#### What to work on:
Pick out each line of the records that includes the string "desc", and copy it.

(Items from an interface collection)
++++++++

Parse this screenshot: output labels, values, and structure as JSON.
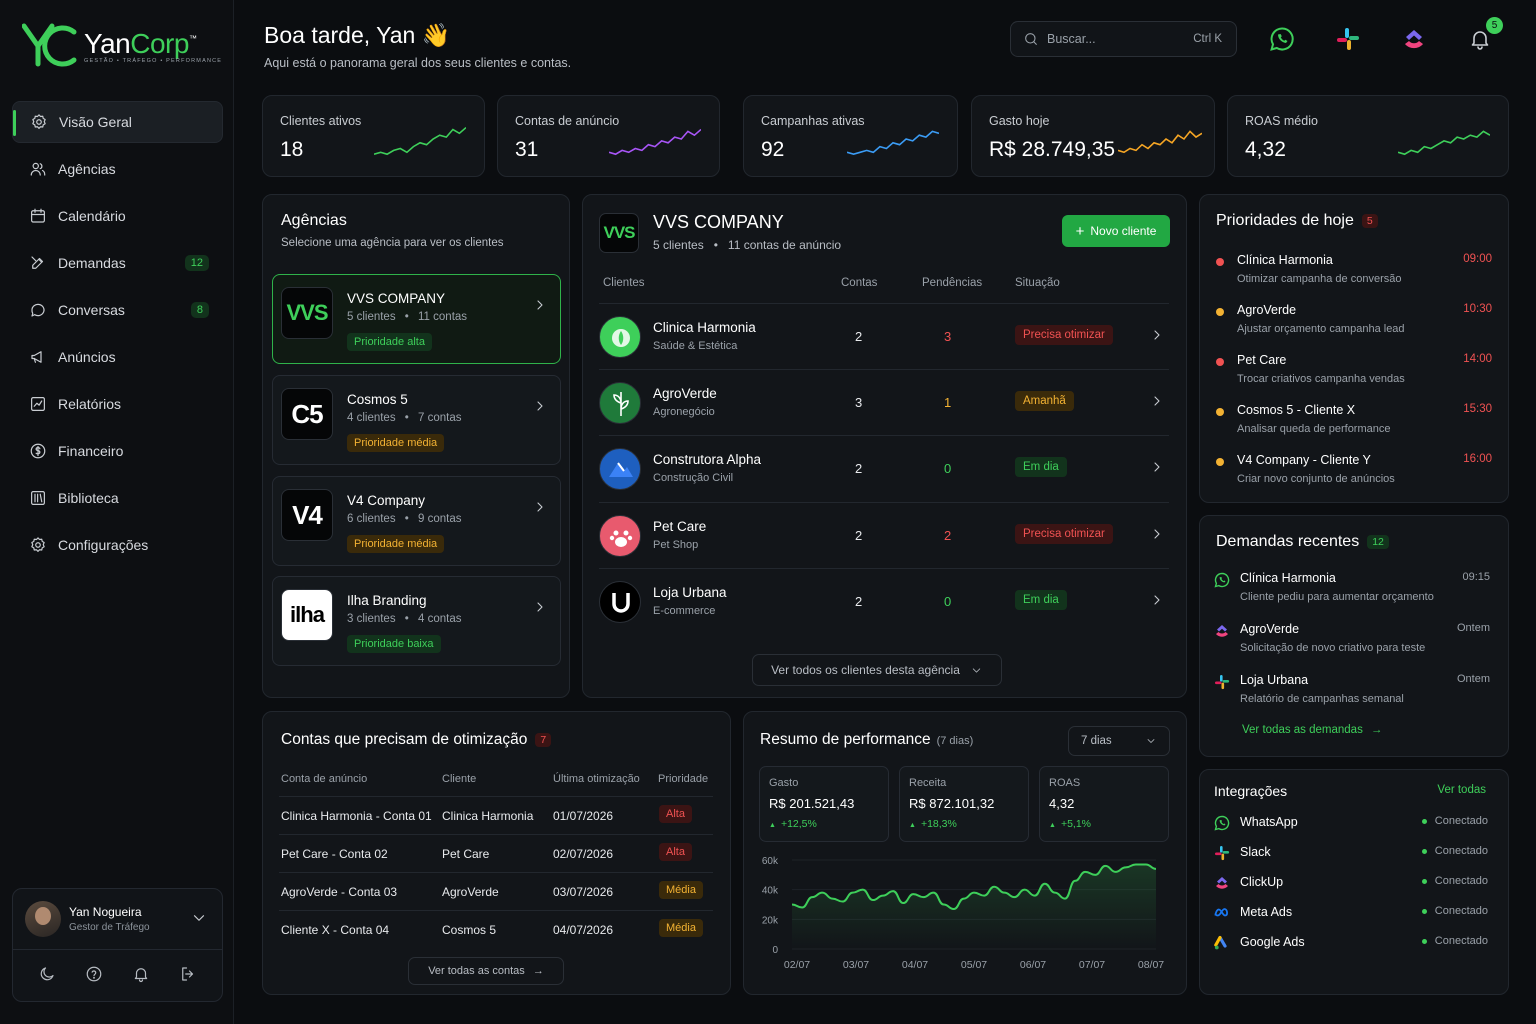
{
  "brand": {
    "name_a": "Yan",
    "name_b": "Corp",
    "tm": "™",
    "tagline": "GESTÃO • TRÁFEGO • PERFORMANCE"
  },
  "nav": [
    {
      "label": "Visão Geral",
      "icon": "gear-icon",
      "active": true
    },
    {
      "label": "Agências",
      "icon": "users-icon"
    },
    {
      "label": "Calendário",
      "icon": "calendar-icon"
    },
    {
      "label": "Demandas",
      "icon": "tools-icon",
      "badge": "12"
    },
    {
      "label": "Conversas",
      "icon": "chat-icon",
      "badge": "8"
    },
    {
      "label": "Anúncios",
      "icon": "megaphone-icon"
    },
    {
      "label": "Relatórios",
      "icon": "chart-icon"
    },
    {
      "label": "Financeiro",
      "icon": "dollar-icon"
    },
    {
      "label": "Biblioteca",
      "icon": "library-icon"
    },
    {
      "label": "Configurações",
      "icon": "settings-icon"
    }
  ],
  "user": {
    "name": "Yan Nogueira",
    "role": "Gestor de Tráfego"
  },
  "header": {
    "greeting": "Boa tarde, Yan 👋",
    "subtitle": "Aqui está o panorama geral dos seus clientes e contas.",
    "search_placeholder": "Buscar...",
    "search_shortcut": "Ctrl K",
    "notifications": "5"
  },
  "kpis": [
    {
      "label": "Clientes ativos",
      "value": "18",
      "color": "#3ecf5a"
    },
    {
      "label": "Contas de anúncio",
      "value": "31",
      "color": "#a855f7"
    },
    {
      "label": "Campanhas ativas",
      "value": "92",
      "color": "#3b9cf5"
    },
    {
      "label": "Gasto hoje",
      "value": "R$ 28.749,35",
      "color": "#f5a524"
    },
    {
      "label": "ROAS médio",
      "value": "4,32",
      "color": "#3ecf5a"
    }
  ],
  "agencies": {
    "title": "Agências",
    "subtitle": "Selecione uma agência para ver os clientes",
    "items": [
      {
        "logo": "VVS",
        "name": "VVS COMPANY",
        "clients": "5 clientes",
        "accounts": "11 contas",
        "priority": "Prioridade alta",
        "level": "alta"
      },
      {
        "logo": "C5",
        "name": "Cosmos 5",
        "clients": "4 clientes",
        "accounts": "7 contas",
        "priority": "Prioridade média",
        "level": "media"
      },
      {
        "logo": "V4",
        "name": "V4 Company",
        "clients": "6 clientes",
        "accounts": "9 contas",
        "priority": "Prioridade média",
        "level": "media"
      },
      {
        "logo": "ilha",
        "name": "Ilha Branding",
        "clients": "3 clientes",
        "accounts": "4 contas",
        "priority": "Prioridade baixa",
        "level": "baixa"
      }
    ]
  },
  "clients_panel": {
    "logo": "VVS",
    "title": "VVS COMPANY",
    "clients": "5 clientes",
    "accounts": "11 contas de anúncio",
    "new_button": "Novo cliente",
    "columns": [
      "Clientes",
      "Contas",
      "Pendências",
      "Situação"
    ],
    "rows": [
      {
        "name": "Clinica Harmonia",
        "segment": "Saúde & Estética",
        "accounts": "2",
        "pending": "3",
        "status": "Precisa otimizar",
        "kind": "red",
        "avatar_color": "#3ecf5a"
      },
      {
        "name": "AgroVerde",
        "segment": "Agronegócio",
        "accounts": "3",
        "pending": "1",
        "status": "Amanhã",
        "kind": "yel",
        "avatar_color": "#1f7a3a"
      },
      {
        "name": "Construtora Alpha",
        "segment": "Construção Civil",
        "accounts": "2",
        "pending": "0",
        "status": "Em dia",
        "kind": "grn",
        "avatar_color": "#1e5fbf"
      },
      {
        "name": "Pet Care",
        "segment": "Pet Shop",
        "accounts": "2",
        "pending": "2",
        "status": "Precisa otimizar",
        "kind": "red",
        "avatar_color": "#e85a6e"
      },
      {
        "name": "Loja Urbana",
        "segment": "E-commerce",
        "accounts": "2",
        "pending": "0",
        "status": "Em dia",
        "kind": "grn",
        "avatar_color": "#000000"
      }
    ],
    "view_all": "Ver todos os clientes desta agência"
  },
  "priorities": {
    "title": "Prioridades de hoje",
    "count": "5",
    "items": [
      {
        "name": "Clínica Harmonia",
        "desc": "Otimizar campanha de conversão",
        "time": "09:00",
        "color": "#f05252"
      },
      {
        "name": "AgroVerde",
        "desc": "Ajustar orçamento campanha lead",
        "time": "10:30",
        "color": "#f3b233"
      },
      {
        "name": "Pet Care",
        "desc": "Trocar criativos campanha vendas",
        "time": "14:00",
        "color": "#f05252"
      },
      {
        "name": "Cosmos 5 - Cliente X",
        "desc": "Analisar queda de performance",
        "time": "15:30",
        "color": "#f3b233"
      },
      {
        "name": "V4 Company - Cliente Y",
        "desc": "Criar novo conjunto de anúncios",
        "time": "16:00",
        "color": "#f3b233"
      }
    ]
  },
  "demands": {
    "title": "Demandas recentes",
    "count": "12",
    "items": [
      {
        "name": "Clínica Harmonia",
        "desc": "Cliente pediu para aumentar orçamento",
        "time": "09:15",
        "icon": "whatsapp-icon"
      },
      {
        "name": "AgroVerde",
        "desc": "Solicitação de novo criativo para teste",
        "time": "Ontem",
        "icon": "clickup-icon"
      },
      {
        "name": "Loja Urbana",
        "desc": "Relatório de campanhas semanal",
        "time": "Ontem",
        "icon": "slack-icon"
      }
    ],
    "view_all": "Ver todas as demandas"
  },
  "integrations": {
    "title": "Integrações",
    "view_all": "Ver todas",
    "items": [
      {
        "name": "WhatsApp",
        "status": "Conectado",
        "icon": "whatsapp-icon"
      },
      {
        "name": "Slack",
        "status": "Conectado",
        "icon": "slack-icon"
      },
      {
        "name": "ClickUp",
        "status": "Conectado",
        "icon": "clickup-icon"
      },
      {
        "name": "Meta Ads",
        "status": "Conectado",
        "icon": "meta-icon"
      },
      {
        "name": "Google Ads",
        "status": "Conectado",
        "icon": "google-ads-icon"
      }
    ]
  },
  "optimization": {
    "title": "Contas que precisam de otimização",
    "count": "7",
    "columns": [
      "Conta de anúncio",
      "Cliente",
      "Última otimização",
      "Prioridade"
    ],
    "rows": [
      {
        "account": "Clinica Harmonia - Conta 01",
        "client": "Clinica Harmonia",
        "date": "01/07/2026",
        "priority": "Alta",
        "kind": "red"
      },
      {
        "account": "Pet Care - Conta 02",
        "client": "Pet Care",
        "date": "02/07/2026",
        "priority": "Alta",
        "kind": "red"
      },
      {
        "account": "AgroVerde - Conta 03",
        "client": "AgroVerde",
        "date": "03/07/2026",
        "priority": "Média",
        "kind": "yel"
      },
      {
        "account": "Cliente X - Conta 04",
        "client": "Cosmos 5",
        "date": "04/07/2026",
        "priority": "Média",
        "kind": "yel"
      }
    ],
    "view_all": "Ver todas as contas"
  },
  "performance": {
    "title": "Resumo de performance",
    "period_note": "(7 dias)",
    "select": "7 dias",
    "metrics": [
      {
        "label": "Gasto",
        "value": "R$ 201.521,43",
        "delta": "+12,5%"
      },
      {
        "label": "Receita",
        "value": "R$ 872.101,32",
        "delta": "+18,3%"
      },
      {
        "label": "ROAS",
        "value": "4,32",
        "delta": "+5,1%"
      }
    ]
  },
  "chart_data": {
    "type": "line",
    "x": [
      "02/07",
      "03/07",
      "04/07",
      "05/07",
      "06/07",
      "07/07",
      "08/07"
    ],
    "y_ticks": [
      "0",
      "20k",
      "40k",
      "60k"
    ],
    "ylim": [
      0,
      60000
    ],
    "color": "#3ecf5a",
    "series": [
      {
        "values": [
          30000,
          28000,
          35000,
          38000,
          34000,
          32000,
          38000,
          40000,
          33000,
          36000,
          39000,
          31000,
          37000,
          35000,
          38000,
          30000,
          27000,
          34000,
          38000,
          36000,
          42000,
          38000,
          35000,
          40000,
          36000,
          44000,
          38000,
          34000,
          46000,
          52000,
          50000,
          56000,
          52000,
          55000,
          57000,
          57000,
          54000
        ]
      }
    ]
  }
}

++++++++

#### Answer to this task:
        "desc": "Otimizar campanha de conversão",
        "desc": "Ajustar orçamento campanha lead",
        "desc": "Trocar criativos campanha vendas",
        "desc": "Analisar queda de performance",
        "desc": "Criar novo conjunto de anúncios",
        "desc": "Cliente pediu para aumentar orçamento",
        "desc": "Solicitação de novo criativo para teste",
        "desc": "Relatório de campanhas semanal",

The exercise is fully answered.